### WORK REQUEST
Select from the data all lines with the word "JSON".

Extracted records:

*****

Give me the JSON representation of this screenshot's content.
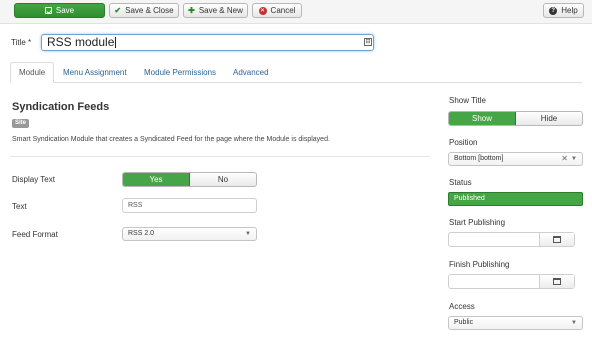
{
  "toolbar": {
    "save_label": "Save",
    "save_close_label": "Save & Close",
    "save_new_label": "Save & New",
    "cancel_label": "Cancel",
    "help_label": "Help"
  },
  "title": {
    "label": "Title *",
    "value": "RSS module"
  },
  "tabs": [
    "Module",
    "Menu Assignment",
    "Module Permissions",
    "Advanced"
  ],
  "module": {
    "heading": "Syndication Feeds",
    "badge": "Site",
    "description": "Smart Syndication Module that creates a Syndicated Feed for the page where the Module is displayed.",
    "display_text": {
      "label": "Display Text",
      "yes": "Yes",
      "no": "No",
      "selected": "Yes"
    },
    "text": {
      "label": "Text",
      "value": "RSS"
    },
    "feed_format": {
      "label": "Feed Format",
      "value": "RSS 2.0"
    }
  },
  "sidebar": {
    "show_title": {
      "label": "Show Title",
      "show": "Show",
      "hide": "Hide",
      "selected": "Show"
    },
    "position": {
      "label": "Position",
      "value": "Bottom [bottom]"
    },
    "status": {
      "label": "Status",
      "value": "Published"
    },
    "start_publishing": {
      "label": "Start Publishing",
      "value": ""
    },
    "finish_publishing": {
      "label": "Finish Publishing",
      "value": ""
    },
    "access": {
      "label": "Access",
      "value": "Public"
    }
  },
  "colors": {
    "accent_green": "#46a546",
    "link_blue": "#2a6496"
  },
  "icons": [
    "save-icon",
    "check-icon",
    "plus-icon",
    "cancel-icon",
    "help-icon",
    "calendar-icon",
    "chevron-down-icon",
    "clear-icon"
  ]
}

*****

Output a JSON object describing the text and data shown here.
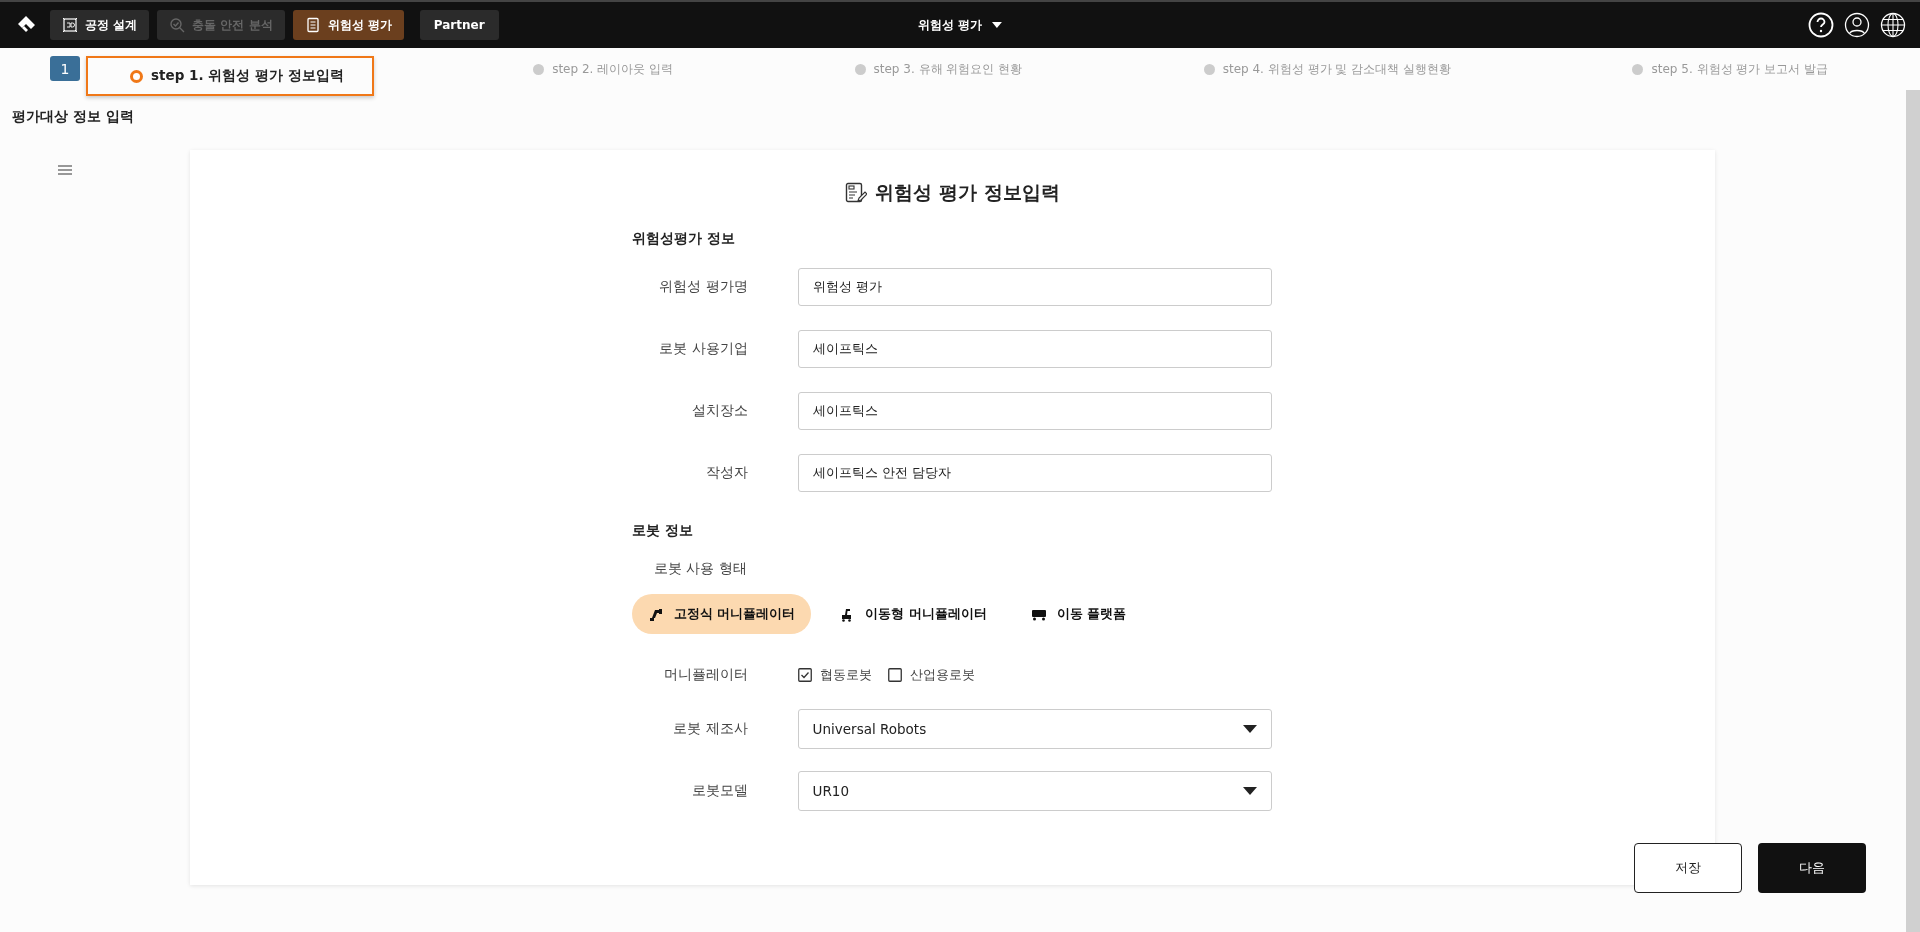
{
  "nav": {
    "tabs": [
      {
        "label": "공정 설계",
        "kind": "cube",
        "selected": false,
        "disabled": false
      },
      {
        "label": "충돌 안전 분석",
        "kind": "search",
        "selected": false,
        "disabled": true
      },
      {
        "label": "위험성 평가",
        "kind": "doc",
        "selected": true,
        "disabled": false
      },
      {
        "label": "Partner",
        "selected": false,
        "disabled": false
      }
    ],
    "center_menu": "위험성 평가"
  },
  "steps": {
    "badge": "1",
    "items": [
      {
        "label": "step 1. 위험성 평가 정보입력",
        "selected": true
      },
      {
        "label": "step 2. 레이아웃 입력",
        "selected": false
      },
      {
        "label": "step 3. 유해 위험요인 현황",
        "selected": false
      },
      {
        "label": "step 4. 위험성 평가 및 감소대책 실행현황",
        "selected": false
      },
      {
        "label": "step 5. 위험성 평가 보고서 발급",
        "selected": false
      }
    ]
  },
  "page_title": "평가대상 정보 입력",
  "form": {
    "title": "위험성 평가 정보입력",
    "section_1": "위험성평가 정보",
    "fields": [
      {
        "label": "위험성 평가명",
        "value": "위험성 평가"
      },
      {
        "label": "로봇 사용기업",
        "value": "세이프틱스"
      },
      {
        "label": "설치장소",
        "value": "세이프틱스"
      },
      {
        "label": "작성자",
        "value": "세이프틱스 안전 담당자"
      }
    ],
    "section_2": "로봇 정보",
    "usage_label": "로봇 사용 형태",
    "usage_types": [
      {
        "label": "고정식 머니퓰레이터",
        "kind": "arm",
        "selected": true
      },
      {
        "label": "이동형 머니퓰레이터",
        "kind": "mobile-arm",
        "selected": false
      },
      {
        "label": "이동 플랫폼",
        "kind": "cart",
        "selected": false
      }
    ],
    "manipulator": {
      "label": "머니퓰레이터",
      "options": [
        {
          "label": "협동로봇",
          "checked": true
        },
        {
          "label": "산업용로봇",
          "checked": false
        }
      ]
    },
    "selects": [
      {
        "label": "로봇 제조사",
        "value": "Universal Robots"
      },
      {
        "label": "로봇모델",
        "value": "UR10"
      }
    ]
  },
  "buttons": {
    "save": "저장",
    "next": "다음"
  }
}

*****

### EXERCISE ANSWER
Give me the JSON representation of this screenshot's content.
Output a JSON object describing the text and data shown here.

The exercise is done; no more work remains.